EPOP has always been variable, going down during recessions and then back up during recoveries, but generally speaking it increased steadily for 50 years following World War II as more women entered the work force, peaking around 2000. However, during the dotcom recovery EPOP never got back to its previous peak, and as you can see, during the current recovery we haven’t even gotten pack to that peak. Will we ever? Or are we now seeing a steady downward trend over long periods of time? And why?
Nobody knows for sure, and there are lots of theories floating around. For our purposes today, however, the question is whether EPOP is continuing to increase right now. Neil Irwin points out that EPOP has been flat since February, which suggests new workers are no longer being enticed off the sidelines and into the job market anymore even with wages finally going up. This in turn suggests that the recovery is starting to slow down.
Dean Baker says this is just a coincidence: you only see this flatness if you carefully compare February to August, ignoring all the other months and the longer-term data. He’s right, and this gives me an interesting way of demonstrating this graphically. Here is EPOP for the past couple of years:
What I’ve done is run two default trend lines through the data. The black line is just a linear regression. But what if we use a polynomial fit, which would show us if the data is better represented by a simple curve? That’s the red line. As you can see, there’s only the slightest curve, though it is showing a slightly increased growth rate over the past 12 months.¹
My point here isn’t really to say anything about the jobs market, just to show an interesting way of graphically illustrating whether there’s much of a change from the linear trend. In this case there isn’t, which means the February-August flatness is almost certainly just a coincidence.
¹For you data nerds out there, the R² is 0.9499 for the linear trend and 0.9537 for the quadratic curve.

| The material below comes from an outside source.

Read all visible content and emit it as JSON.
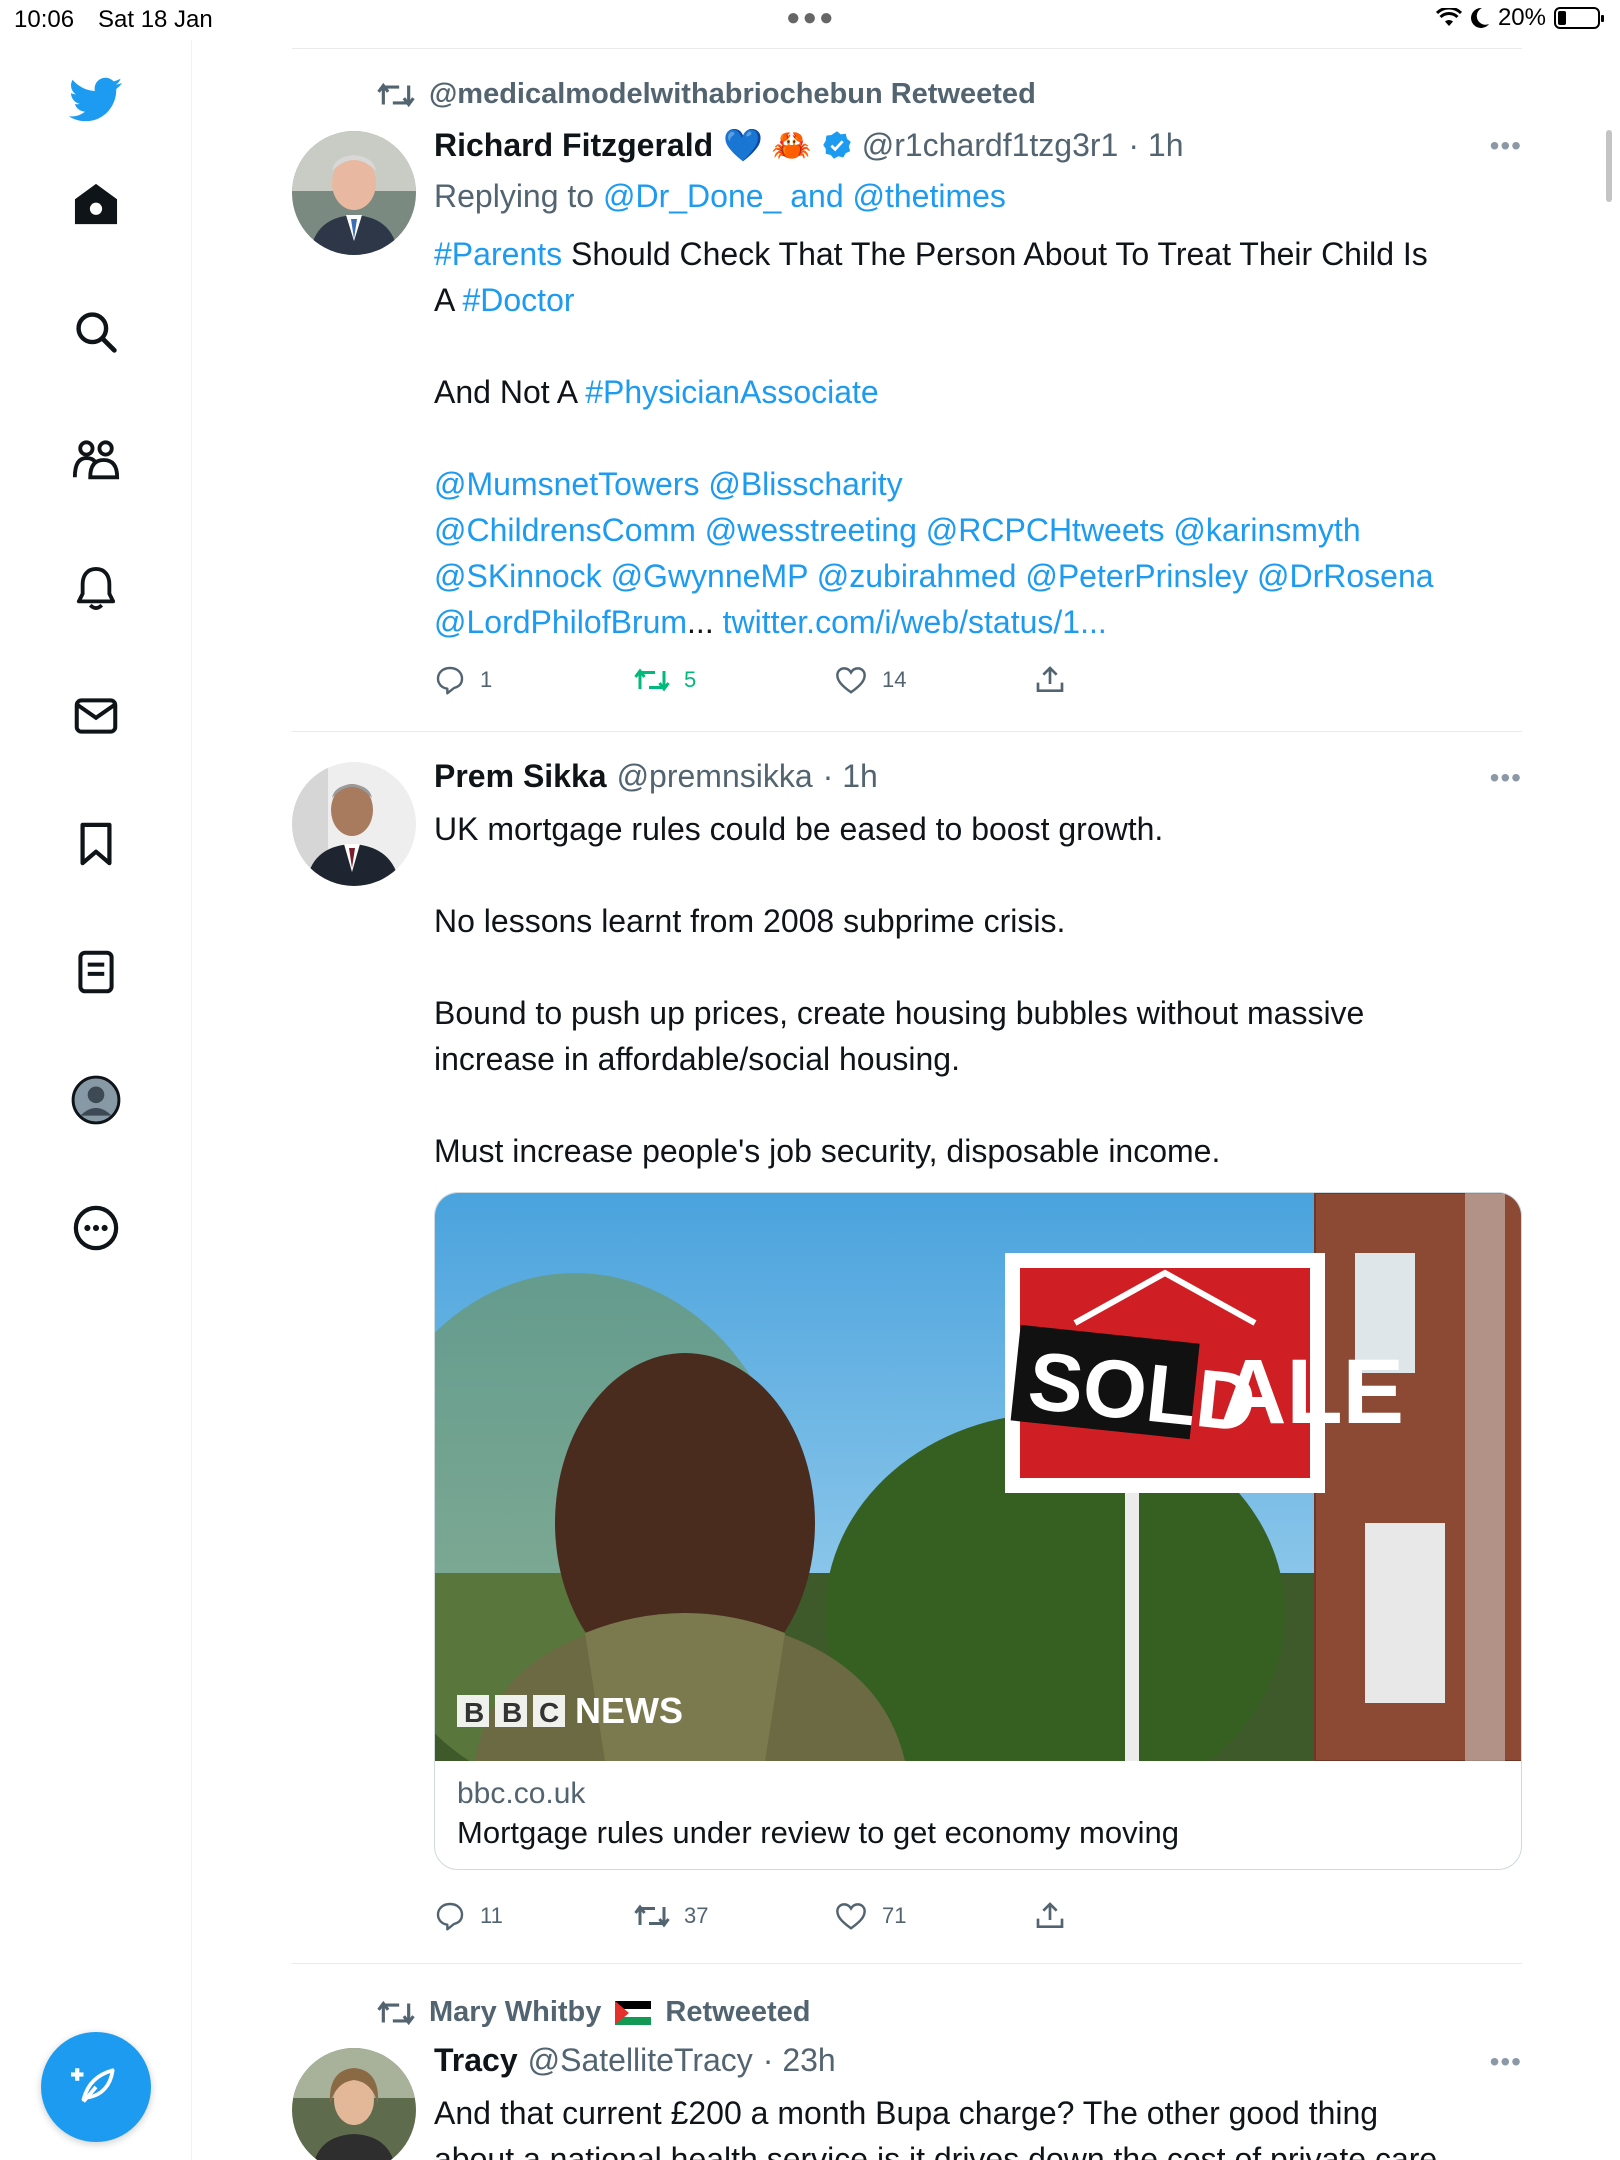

Since you’d expect the quadratic to have at least a slightly better fit in all cases, this tiny difference suggests there’s nothing here. This is a linear growth rate so far, and that’s the best way to capture it.